“If you’re making your voices heard, if you’re letting people know that enough is enough … then sooner or later these guys have to start paying attention,” Mr. Obama said. “And if they don’t start paying attention then they’re not going to be in office and we will have a new Congress in there that will start paying attention to what is going on all across America.”

But Agriculture Secretary Tom Vilsack, a former governor of Iowa, declined to characterize the president’s strategy as effective when asked by The Washington Times how Iowa voters would respond to the call.

“That’s what democracy is all about,” Mr. Vilsack said. “I think the president not only holds Congress to that standard, but I think he has said on repeated occasions he holds himself to that standard. We are faced with difficult times, but the president has an extraordinary confidence and faith in the American people.”

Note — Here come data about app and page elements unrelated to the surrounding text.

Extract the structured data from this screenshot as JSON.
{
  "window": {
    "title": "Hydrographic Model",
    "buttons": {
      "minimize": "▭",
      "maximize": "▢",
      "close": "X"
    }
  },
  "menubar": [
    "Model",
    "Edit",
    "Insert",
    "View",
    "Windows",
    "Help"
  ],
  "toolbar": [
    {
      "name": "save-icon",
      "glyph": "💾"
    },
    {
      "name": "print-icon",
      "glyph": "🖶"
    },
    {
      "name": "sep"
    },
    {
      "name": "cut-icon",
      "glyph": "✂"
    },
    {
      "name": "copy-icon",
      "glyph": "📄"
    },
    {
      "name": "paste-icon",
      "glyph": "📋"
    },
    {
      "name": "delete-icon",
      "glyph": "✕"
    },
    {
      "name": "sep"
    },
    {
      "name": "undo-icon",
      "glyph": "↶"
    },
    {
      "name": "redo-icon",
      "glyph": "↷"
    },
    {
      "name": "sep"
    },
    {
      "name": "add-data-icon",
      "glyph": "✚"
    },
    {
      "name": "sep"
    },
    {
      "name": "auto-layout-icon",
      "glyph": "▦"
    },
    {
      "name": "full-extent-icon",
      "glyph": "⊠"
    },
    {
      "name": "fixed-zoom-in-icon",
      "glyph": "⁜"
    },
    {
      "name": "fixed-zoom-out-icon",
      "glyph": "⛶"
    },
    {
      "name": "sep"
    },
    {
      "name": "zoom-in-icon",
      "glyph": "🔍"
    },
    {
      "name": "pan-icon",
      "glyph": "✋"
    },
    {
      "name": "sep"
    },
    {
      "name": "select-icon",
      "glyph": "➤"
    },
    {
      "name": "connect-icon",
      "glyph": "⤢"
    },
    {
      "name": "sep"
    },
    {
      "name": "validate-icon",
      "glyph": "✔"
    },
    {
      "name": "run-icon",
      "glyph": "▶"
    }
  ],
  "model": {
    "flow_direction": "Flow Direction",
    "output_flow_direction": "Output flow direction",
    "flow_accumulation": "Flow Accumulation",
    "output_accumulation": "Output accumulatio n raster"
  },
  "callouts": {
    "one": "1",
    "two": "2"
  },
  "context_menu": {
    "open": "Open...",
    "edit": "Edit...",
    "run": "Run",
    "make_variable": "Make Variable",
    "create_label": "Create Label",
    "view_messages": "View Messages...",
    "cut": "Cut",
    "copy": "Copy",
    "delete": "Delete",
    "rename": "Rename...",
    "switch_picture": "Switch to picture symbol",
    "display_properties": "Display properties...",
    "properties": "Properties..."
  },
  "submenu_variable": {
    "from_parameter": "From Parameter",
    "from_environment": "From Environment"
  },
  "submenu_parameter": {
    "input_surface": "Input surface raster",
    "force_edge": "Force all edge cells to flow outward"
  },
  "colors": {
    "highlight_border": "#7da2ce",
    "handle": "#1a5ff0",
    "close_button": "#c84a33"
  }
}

Despite the heavily political overtones of the bus trip, White House spokesman Jay Carney told reporters that the president is not in campaign mode. He said the trip is a matter of promoting a jobs agenda.

“If we are unable to achieve some of those goals then we would have to take the argument to the American people,” Mr. Carney said.

Mr. Vilsack and several other Cabinet members took part in the jobs forum Tuesday at Northeast Iowa Community College. They held sessions with farmers, small business owners and others to strategize about boosting the rural economy with initiatives such as expanding broadband access and boosting loan programs.

The White House also announced a $510 million initiative through the Agriculture and Energy departments and the U.S. Navy over three years to produce advanced aviation and marine biofuels to power military and commercial transportation. Mr. Vilsack said the proposal would spend “money that’s already in the budget.”